As faithful readers (which I think might only be Blake Nelson) know, salt might be ground zero in the food wars. Used by real people to season and preserve their food for centuries, readily available and cheap, salt has nonetheless been made artisanal and precious and particular by foodies who can’t leave well enough alone. Salt happens to be one of the few things Meatball and I really know about food—remember the time we figured out that Scrabble Cheez Its have less salt than regular Cheez Its all on our own?
The supertasters wanted salt to the max, up to the point where most people find foods not only very salty but irritating to the mouth. “For them, more is better,” Hayes says, “and Goldilocks was wrong.
Beyond its own taste, salt also masks bitter flavors and counters a side effect of processed food production called “warmed-over flavor,” which, the scientists said, can make meat taste like “cardboard” or ‘damp dog hair.’
From Michael Moss’s excellent “Hard Sell on Salt,” in the Times. Among other things, he details attempts by manufacturers to reduce sodium in things like Cheez-Its, Kellogg’s Cornflakes and Eggos, with predictable results. He doesn’t get into the concurrent rise in gourmet salt, which would have been super interesting, but it is still a great piece.
I have over 60 varieties of salt, including several smoked ones (I use applewood from Maine the most). Yours would be good on thick slices of avocado, roasted corn, cured salmon, or a simple butter lettuce salad. Also excellent with peach sorbet.

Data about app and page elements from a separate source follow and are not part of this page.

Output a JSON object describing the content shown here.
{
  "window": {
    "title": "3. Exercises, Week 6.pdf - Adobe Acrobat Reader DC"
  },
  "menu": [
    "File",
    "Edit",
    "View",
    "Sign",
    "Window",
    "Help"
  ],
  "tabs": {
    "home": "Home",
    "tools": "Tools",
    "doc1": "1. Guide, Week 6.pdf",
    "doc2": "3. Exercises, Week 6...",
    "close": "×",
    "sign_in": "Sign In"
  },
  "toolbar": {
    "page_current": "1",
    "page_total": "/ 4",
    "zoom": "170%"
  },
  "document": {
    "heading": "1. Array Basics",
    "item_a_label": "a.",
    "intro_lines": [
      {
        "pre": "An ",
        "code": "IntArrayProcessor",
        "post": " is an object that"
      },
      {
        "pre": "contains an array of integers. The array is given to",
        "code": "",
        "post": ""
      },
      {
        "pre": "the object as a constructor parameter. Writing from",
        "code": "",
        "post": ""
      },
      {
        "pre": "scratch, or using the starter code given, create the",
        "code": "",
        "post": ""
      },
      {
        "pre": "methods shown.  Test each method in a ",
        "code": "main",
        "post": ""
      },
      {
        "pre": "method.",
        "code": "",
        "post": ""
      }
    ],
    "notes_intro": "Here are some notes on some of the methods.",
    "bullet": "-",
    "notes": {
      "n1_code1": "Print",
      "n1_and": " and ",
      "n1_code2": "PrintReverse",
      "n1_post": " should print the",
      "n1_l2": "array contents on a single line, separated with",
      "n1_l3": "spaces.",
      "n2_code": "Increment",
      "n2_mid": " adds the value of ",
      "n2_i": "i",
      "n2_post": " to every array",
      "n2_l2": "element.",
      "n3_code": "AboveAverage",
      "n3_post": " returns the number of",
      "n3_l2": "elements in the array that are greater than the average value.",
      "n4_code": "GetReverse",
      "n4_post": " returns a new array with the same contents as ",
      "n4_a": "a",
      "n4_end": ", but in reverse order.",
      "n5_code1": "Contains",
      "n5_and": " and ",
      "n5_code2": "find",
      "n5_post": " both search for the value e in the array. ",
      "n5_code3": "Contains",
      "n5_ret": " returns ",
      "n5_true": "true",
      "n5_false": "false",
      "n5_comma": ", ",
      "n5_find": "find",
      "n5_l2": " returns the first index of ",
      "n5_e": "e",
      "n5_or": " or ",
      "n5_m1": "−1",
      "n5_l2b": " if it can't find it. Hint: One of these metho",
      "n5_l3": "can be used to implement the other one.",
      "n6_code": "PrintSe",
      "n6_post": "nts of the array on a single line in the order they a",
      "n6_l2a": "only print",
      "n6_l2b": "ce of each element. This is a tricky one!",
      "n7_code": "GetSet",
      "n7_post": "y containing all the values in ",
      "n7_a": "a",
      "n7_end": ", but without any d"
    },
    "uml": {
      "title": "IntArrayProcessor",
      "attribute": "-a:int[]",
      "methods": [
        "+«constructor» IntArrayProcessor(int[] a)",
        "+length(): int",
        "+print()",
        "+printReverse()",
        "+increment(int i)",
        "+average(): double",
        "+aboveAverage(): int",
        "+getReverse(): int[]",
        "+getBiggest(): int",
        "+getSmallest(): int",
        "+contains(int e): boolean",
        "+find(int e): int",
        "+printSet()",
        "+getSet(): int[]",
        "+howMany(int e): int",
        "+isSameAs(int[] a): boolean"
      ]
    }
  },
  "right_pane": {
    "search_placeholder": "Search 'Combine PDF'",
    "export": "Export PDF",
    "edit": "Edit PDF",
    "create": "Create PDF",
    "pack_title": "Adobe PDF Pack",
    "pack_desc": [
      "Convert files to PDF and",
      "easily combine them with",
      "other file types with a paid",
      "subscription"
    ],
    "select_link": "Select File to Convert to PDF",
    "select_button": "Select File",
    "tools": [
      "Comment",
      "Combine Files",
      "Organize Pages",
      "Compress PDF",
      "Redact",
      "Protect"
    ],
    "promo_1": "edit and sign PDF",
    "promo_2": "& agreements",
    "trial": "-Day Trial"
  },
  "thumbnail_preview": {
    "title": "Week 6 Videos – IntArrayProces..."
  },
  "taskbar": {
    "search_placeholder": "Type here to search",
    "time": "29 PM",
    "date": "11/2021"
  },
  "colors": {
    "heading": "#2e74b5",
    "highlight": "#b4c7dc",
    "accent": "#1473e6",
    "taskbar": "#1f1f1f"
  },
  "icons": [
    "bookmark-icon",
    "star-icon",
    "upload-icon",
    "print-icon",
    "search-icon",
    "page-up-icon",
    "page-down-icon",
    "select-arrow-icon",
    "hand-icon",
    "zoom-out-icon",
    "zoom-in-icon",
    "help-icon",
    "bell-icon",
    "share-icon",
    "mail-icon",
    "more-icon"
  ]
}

At least Florence Fabricant admits: “I have little use for flavored salts.” I’m sure it won’t be long until someone is purchasing this with their food stamps, thus completing the licorice-boysenberry-ham-hock-soaked-in-beer-vinegar for Sunday’s BBQ.
“Master In-Shan’s Oyster bamboo salt 9x smells like something dragons must use to season their victims before eating them”
And one that must be quoted in its entirety:
If salt were beer, Murray Darling finishing salt would be the frothy head of a crisp Lager. It starts as snowmelt from the Australian Alps descending to the Murray Darling basin, where a combination of low rainfall and high evaporation have created high concentrations of salt in the groundwater.
Murray Darling Australian finishing salt’s pink-tinged crystals (much peach-rose-pinker than in the photo!), which gain their color from carotene produced by algae that lives in the underground brine, have a cotton-candy texture that imparts a sense of ineffable lightness. The flakes have a note of sweetness, and are uncannily un-salty. This, together with the low moisture content and fine texture, position Murray River as more of a topping than a salt.
Unless used on a dry surface, such as goat cheese or scantily dressed greens, Murray Darling finishing salt should only be applied at the table, just before eating. Strangely, given its superlative subtlety, it is unabashedly elegant on that rare caprese salade made from explosively ripe back-yard garden tomatoes, sweet basil, and springy-yet-yielding bufala mozzarella.